[Opening Material for this exercise section]

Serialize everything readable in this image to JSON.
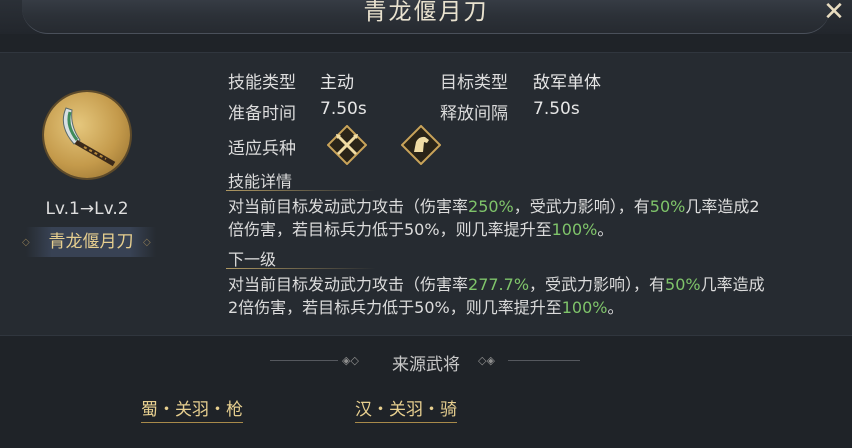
{
  "title": "青龙偃月刀",
  "close_icon": "close-icon",
  "skill": {
    "level_text": "Lv.1→Lv.2",
    "name": "青龙偃月刀",
    "icon": "glaive-icon"
  },
  "info": {
    "skill_type_label": "技能类型",
    "skill_type_value": "主动",
    "target_type_label": "目标类型",
    "target_type_value": "敌军单体",
    "prep_time_label": "准备时间",
    "prep_time_value": "7.50s",
    "cooldown_label": "释放间隔",
    "cooldown_value": "7.50s",
    "troop_label": "适应兵种",
    "troop_icons": [
      "spear-troop-icon",
      "cavalry-troop-icon"
    ]
  },
  "details": {
    "header": "技能详情",
    "current": {
      "p1": "对当前目标发动武力攻击（伤害率",
      "v1": "250%",
      "p2": "，受武力影响），有",
      "v2": "50%",
      "p3": "几率造成2",
      "line2_a": "倍伤害，若目标兵力低于50%，则几率提升至",
      "v3": "100%",
      "line2_b": "。"
    },
    "next_header": "下一级",
    "next": {
      "p1": "对当前目标发动武力攻击（伤害率",
      "v1": "277.7%",
      "p2": "，受武力影响），有",
      "v2": "50%",
      "p3": "几率造成",
      "line2_a": "2倍伤害，若目标兵力低于50%，则几率提升至",
      "v3": "100%",
      "line2_b": "。"
    }
  },
  "source": {
    "title": "来源武将",
    "generals": [
      "蜀・关羽・枪",
      "汉・关羽・骑"
    ]
  },
  "colors": {
    "highlight": "#7fc46a",
    "gold": "#e7cf8f"
  }
}
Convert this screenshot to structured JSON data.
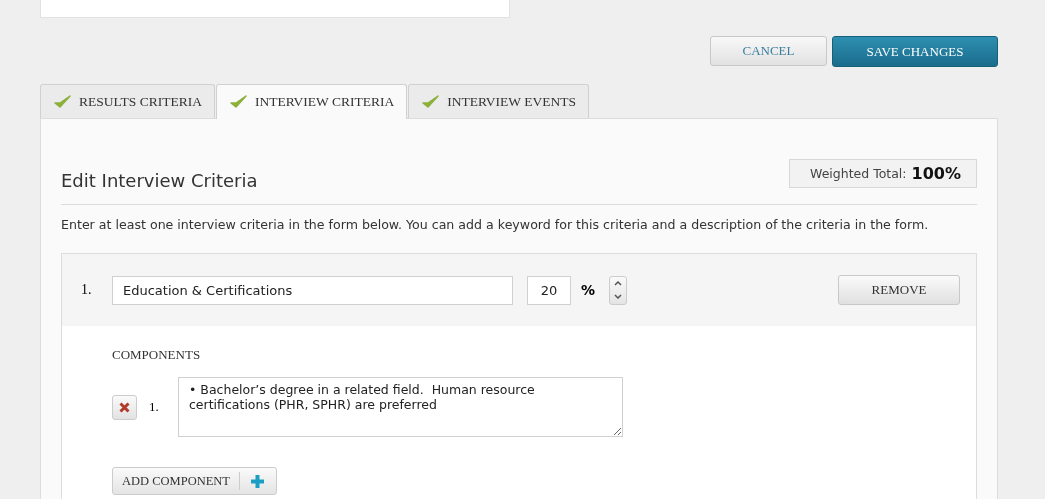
{
  "actions": {
    "cancel": "CANCEL",
    "save": "SAVE CHANGES"
  },
  "tabs": [
    {
      "label": "RESULTS CRITERIA",
      "selected": false,
      "completed": true
    },
    {
      "label": "INTERVIEW CRITERIA",
      "selected": true,
      "completed": true
    },
    {
      "label": "INTERVIEW EVENTS",
      "selected": false,
      "completed": true
    }
  ],
  "panel": {
    "title": "Edit Interview Criteria",
    "weighted_total_label": "Weighted Total:",
    "weighted_total_value": "100%",
    "description": "Enter at least one interview criteria in the form below. You can add a keyword for this criteria and a description of the criteria in the form.",
    "criteria": [
      {
        "number": "1.",
        "name": "Education & Certifications",
        "percent": "20",
        "percent_sign": "%",
        "remove": "REMOVE",
        "components_label": "COMPONENTS",
        "components": [
          {
            "number": "1.",
            "text": "• Bachelor’s degree in a related field.  Human resource certifications (PHR, SPHR) are preferred"
          }
        ],
        "add_component": "ADD COMPONENT"
      }
    ]
  }
}
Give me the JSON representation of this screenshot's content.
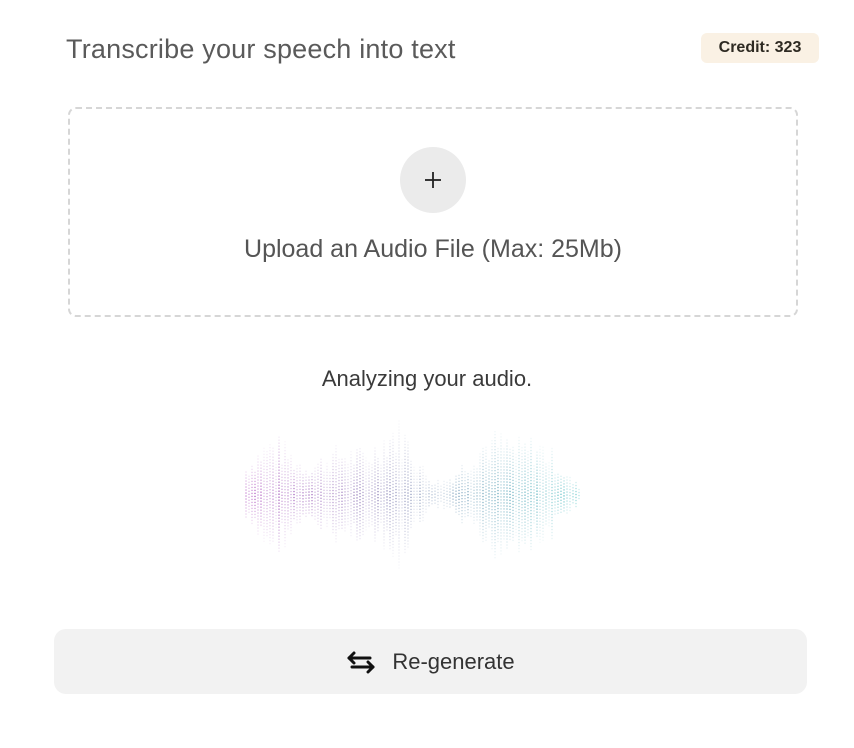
{
  "header": {
    "title": "Transcribe your speech into text",
    "credit_label": "Credit: 323"
  },
  "upload": {
    "plus_symbol": "+",
    "label": "Upload an Audio File (Max: 25Mb)"
  },
  "analysis": {
    "status_text": "Analyzing your audio."
  },
  "waveform": {
    "colors": {
      "start": "#b04fbf",
      "middle": "#8a94b8",
      "end": "#4fc2c4"
    }
  },
  "actions": {
    "regenerate_label": "Re-generate",
    "regenerate_icon": "swap-arrows-icon"
  },
  "theme": {
    "credit_bg": "#faf1e4",
    "button_bg": "#f2f2f2",
    "circle_bg": "#ebebeb"
  }
}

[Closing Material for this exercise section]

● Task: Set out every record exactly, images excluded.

● Reply to the exercise:
Serialize everything readable in this image to JSON.
{
  "title": "青龙偃月刀",
  "close_icon": "close-icon",
  "skill": {
    "level_text": "Lv.1→Lv.2",
    "name": "青龙偃月刀",
    "icon": "glaive-icon"
  },
  "info": {
    "skill_type_label": "技能类型",
    "skill_type_value": "主动",
    "target_type_label": "目标类型",
    "target_type_value": "敌军单体",
    "prep_time_label": "准备时间",
    "prep_time_value": "7.50s",
    "cooldown_label": "释放间隔",
    "cooldown_value": "7.50s",
    "troop_label": "适应兵种",
    "troop_icons": [
      "spear-troop-icon",
      "cavalry-troop-icon"
    ]
  },
  "details": {
    "header": "技能详情",
    "current": {
      "p1": "对当前目标发动武力攻击（伤害率",
      "v1": "250%",
      "p2": "，受武力影响），有",
      "v2": "50%",
      "p3": "几率造成2",
      "line2_a": "倍伤害，若目标兵力低于50%，则几率提升至",
      "v3": "100%",
      "line2_b": "。"
    },
    "next_header": "下一级",
    "next": {
      "p1": "对当前目标发动武力攻击（伤害率",
      "v1": "277.7%",
      "p2": "，受武力影响），有",
      "v2": "50%",
      "p3": "几率造成",
      "line2_a": "2倍伤害，若目标兵力低于50%，则几率提升至",
      "v3": "100%",
      "line2_b": "。"
    }
  },
  "source": {
    "title": "来源武将",
    "generals": [
      "蜀・关羽・枪",
      "汉・关羽・骑"
    ]
  },
  "colors": {
    "highlight": "#7fc46a",
    "gold": "#e7cf8f"
  }
}
Convert this screenshot to structured JSON data.
{
  "actions": {
    "cancel": "CANCEL",
    "save": "SAVE CHANGES"
  },
  "tabs": [
    {
      "label": "RESULTS CRITERIA",
      "selected": false,
      "completed": true
    },
    {
      "label": "INTERVIEW CRITERIA",
      "selected": true,
      "completed": true
    },
    {
      "label": "INTERVIEW EVENTS",
      "selected": false,
      "completed": true
    }
  ],
  "panel": {
    "title": "Edit Interview Criteria",
    "weighted_total_label": "Weighted Total:",
    "weighted_total_value": "100%",
    "description": "Enter at least one interview criteria in the form below. You can add a keyword for this criteria and a description of the criteria in the form.",
    "criteria": [
      {
        "number": "1.",
        "name": "Education & Certifications",
        "percent": "20",
        "percent_sign": "%",
        "remove": "REMOVE",
        "components_label": "COMPONENTS",
        "components": [
          {
            "number": "1.",
            "text": "• Bachelor’s degree in a related field.  Human resource certifications (PHR, SPHR) are preferred"
          }
        ],
        "add_component": "ADD COMPONENT"
      }
    ]
  }
}
Give me the JSON representation of this screenshot's content.
{
  "header": {
    "title": "Transcribe your speech into text",
    "credit_label": "Credit: 323"
  },
  "upload": {
    "plus_symbol": "+",
    "label": "Upload an Audio File (Max: 25Mb)"
  },
  "analysis": {
    "status_text": "Analyzing your audio."
  },
  "waveform": {
    "colors": {
      "start": "#b04fbf",
      "middle": "#8a94b8",
      "end": "#4fc2c4"
    }
  },
  "actions": {
    "regenerate_label": "Re-generate",
    "regenerate_icon": "swap-arrows-icon"
  },
  "theme": {
    "credit_bg": "#faf1e4",
    "button_bg": "#f2f2f2",
    "circle_bg": "#ebebeb"
  }
}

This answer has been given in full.